In Chapter 15, the main character testified before a Congressional committee in the aftermath of the battle described in Chapter 14. He provided a lesson in free market economics and the true resolution to any panic/recession/depression. I provide some plot spoilers here because the following exchange provides lessons for today:
Q [from the committee counsel]: But you will admit that you are very rich? . . .
[The left has been against wealth for so long, they are finally getting their wish as the "very rich" are disappearing in our own time. Being rich is something one "admits" to, much like alcoholism or crime. - editor]
A: Yes . . . I suppose I am.pp. 269-270 (original edition)

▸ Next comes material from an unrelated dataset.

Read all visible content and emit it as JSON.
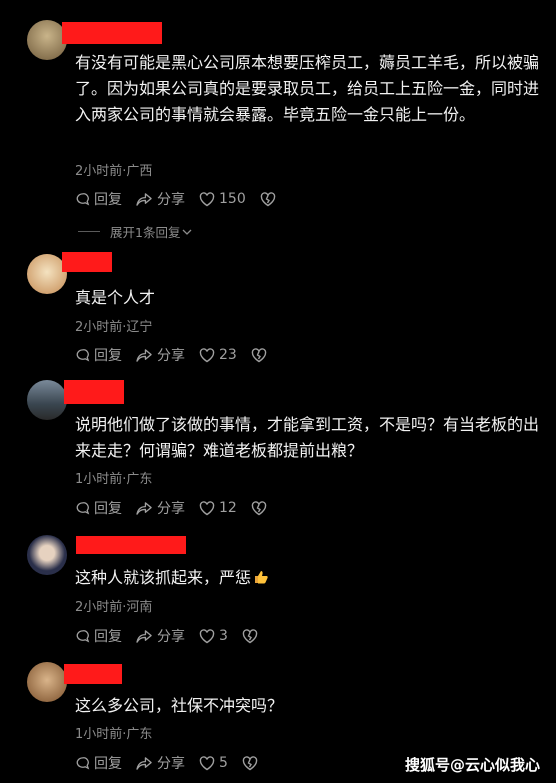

Q: Well, as briefly as possible, will you tell this Committee how you made it?
A: . . . . I'll tell you. I made it buying things nobody else wanted. I bought Great Midwestern when it was bankrupt and people thought no railroad was worth its weight as junk. When I took charge of the property I bought equipment when it was cheap because nobody else wanted it and the equipment makers were hungry, and rails and ties and materials and labor to improve the road with, until everybody thought I was crazy. When the business came we had a railroad to handle it. I've done that same thing with every property I have taken up. . . . . In the next twelve months the Great Midwestern properties will spend five hundred million dollars for double tracking, grade reductions, new equipment and larger terminals. . .
Q: . . . [D]o you realize what it means for one man to say he will spend five hundred millions in a year? That is half the national debt.
A: I know exactly what it means . . . It means for once a Wall Street panic won't be followed by unemployment and industrial depression. . .
In the decades since publication of The Driver, the government has rigged the game so that the above scenario could never rescue the economy:
- The government will not allow prices to fall to the point where a risk-taking entrepreneur could purchase assets and make the best use of those assets. The current administration is, at this moment, trying to reinflate the bubble.
- Regulatory burdens prevent companies and investors from making necessary investments like those set forth in our main character's testimony.
- Tax burdens serve as a major disincentive against new investment. This is especially true for the taxes that will be needed to finance the spending bills of just the past few weeks.
The government has removed the "driver" from the economy. We are left with unfocused public "investments," limitless public borrowing and gradual devaluation of the currency. Entrepreneurs have been marginalized and blamed for the actions of the government. They have been taxed and regulated into virtual non-existence. It is no coincidence that with the "driver" in chains, a reference to 500 million dollars as "half the national debt" would now seem quaint. Public borrowing is no substitute for a driver.
Click here for part 13 (the conclusion).